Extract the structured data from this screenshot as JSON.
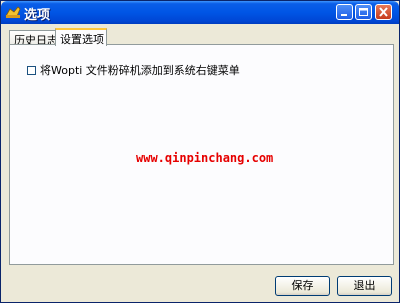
{
  "window": {
    "title": "选项",
    "accent_color": "#0055e5"
  },
  "title_buttons": {
    "minimize": "minimize-icon",
    "maximize": "maximize-icon",
    "close": "close-icon"
  },
  "tabs": [
    {
      "label": "历史日志",
      "active": false
    },
    {
      "label": "设置选项",
      "active": true
    }
  ],
  "settings": {
    "add_context_menu": {
      "label": "将Wopti 文件粉碎机添加到系统右键菜单",
      "checked": false
    }
  },
  "watermark": {
    "text": "www.qinpinchang.com",
    "color": "#e60000"
  },
  "buttons": {
    "save": "保存",
    "exit": "退出"
  }
}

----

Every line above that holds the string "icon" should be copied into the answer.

▶ **Solution**:
    "minimize": "minimize-icon",
    "maximize": "maximize-icon",
    "close": "close-icon"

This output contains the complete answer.